Using a T-chart to Create Your Resume

You’ve written a resume to function as your general communication tool and to post in resume databases, but to get the results you want, you’ll want to customize your resume to each particular open job. This is probably the best advice we can give you, but also the advice that job seekers are most likely to ignore. Why do people choose not to customize their resumes?

  1. It's a lot of work
  2. They're not sure how to do it

There is a simple tool called a "T-chart" to help with the process. It’s still a lot of work, but much less so when you know what you’re doing. You can take a piece of paper and divide it in half to make two columns that resemble the letter "T". T-charts are a great way to brainstorm your suitability for the job and to prepare for an interview.

The T-chart’s purpose is to highlight your skills and background that would be a match for the position. The goal is for the recruiter or manager to read your resume and think, "That’s exactly who we’re looking for!"

Let’s walk through the exercise together. First, find a job posting that you are interested in – it can be anything from a few lines long to an extensive job description.

The above position description is pretty short, but even scant details can turn into a great resume.

On the left-hand side of the page, copy the statements from the job posting in short pieces. Next, it’s time to brainstorm your background to match. On the right hand side of the page, write short, action-oriented statements that highlight something in your experience that may relate to the qualities or experience listed on the left-hand column. If you can use words or phrases from the job posting or company information, that would be preferable.

You likely won’t have a corresponding experience for every entry, but brainstorm as many as you can. Be as specific as possible, use numbers when you can, and focus on the results that you achieved.

Next, we’ll translate the T-chart into a customized resume that fits the job perfectly. We’ll start with our standard resume and begin with the Experience section. In general, we leave the first bullet point under each company name as is since we’re using that one to describe the company and provide details about our role there. That will usually stay the same. Let’s look at the other bullet points next.

With the T-chart, we can pick a few statements to replace, modify, or add skills in this resume based on the job description and the ideal candidate. Afterward, the resume will look like this:

It’s not easy, but the likelihood that you will make a connection with the employer just significantly increased. You’re using the same language and you’ve positioned yourself as a person who can help solve their problems.

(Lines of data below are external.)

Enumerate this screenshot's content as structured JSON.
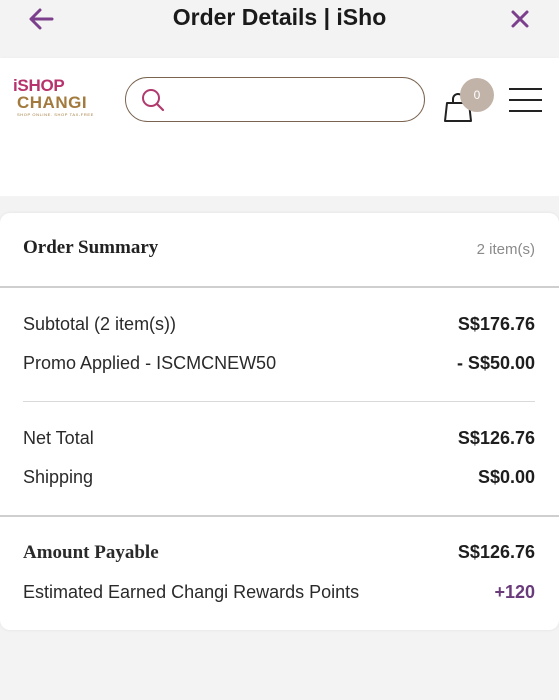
{
  "topbar": {
    "title": "Order Details | iSho"
  },
  "header": {
    "logo": {
      "line1": "iSHOP",
      "line2": "CHANGI",
      "tagline": "SHOP ONLINE. SHOP TAX-FREE"
    },
    "search": {
      "placeholder": "",
      "value": ""
    },
    "cart": {
      "count": "0"
    }
  },
  "summary": {
    "title": "Order Summary",
    "item_count": "2 item(s)",
    "subtotal_label": "Subtotal (2 item(s))",
    "subtotal_value": "S$176.76",
    "promo_label": "Promo Applied - ISCMCNEW50",
    "promo_value": "- S$50.00",
    "net_label": "Net Total",
    "net_value": "S$126.76",
    "shipping_label": "Shipping",
    "shipping_value": "S$0.00",
    "payable_label": "Amount Payable",
    "payable_value": "S$126.76",
    "points_label": "Estimated Earned Changi Rewards Points",
    "points_value": "+120"
  },
  "colors": {
    "accent_purple": "#6a3b7a",
    "brand_pink": "#b7336d",
    "brand_gold": "#a37a3d",
    "badge": "#c2b3a9"
  }
}
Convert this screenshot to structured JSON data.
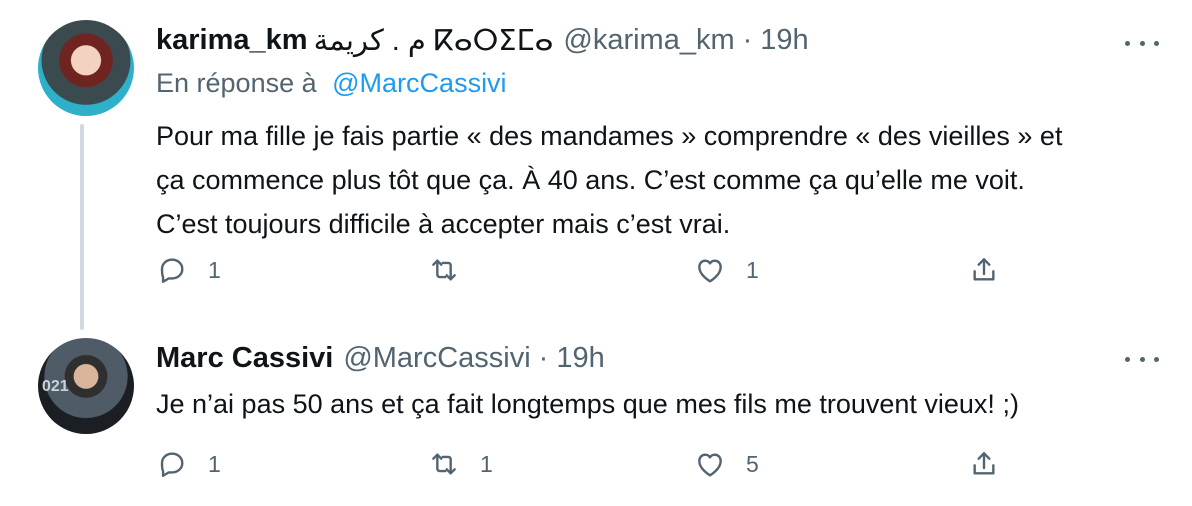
{
  "tweets": [
    {
      "author_name": "karima_km",
      "author_extra": " م . كريمة ⴽⴰⵔⵉⵎⴰ",
      "handle": "@karima_km",
      "separator": "·",
      "time": "19h",
      "reply_prefix": "En réponse à",
      "reply_mention": "@MarcCassivi",
      "text_lines": [
        "Pour ma fille je fais partie « des mandames  » comprendre « des vieilles » et",
        "ça commence plus tôt que ça. À 40 ans. C’est comme ça qu’elle me voit.",
        "C’est toujours difficile à accepter mais c’est vrai."
      ],
      "replies": "1",
      "retweets": "",
      "likes": "1"
    },
    {
      "author_name": "Marc Cassivi",
      "handle": "@MarcCassivi",
      "separator": "·",
      "time": "19h",
      "avatar_text": "021",
      "text_lines": [
        "Je n’ai pas 50 ans et ça fait longtemps que mes fils me trouvent vieux! ;)"
      ],
      "replies": "1",
      "retweets": "1",
      "likes": "5"
    }
  ],
  "icons": [
    "reply-icon",
    "retweet-icon",
    "like-icon",
    "share-icon",
    "more-icon"
  ],
  "colors": {
    "text": "#0f1419",
    "muted": "#536471",
    "link": "#1d9bf0",
    "line": "#cfd9de"
  }
}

Make no mistake, T-charts take some effort to create. However, they’re a proven method to get calls for interviews by emphasizing the match between your background and the open job position. In addition, it can serve as a cheat sheet you can use at the interview that summarizes why you are qualified and a great fit for the position!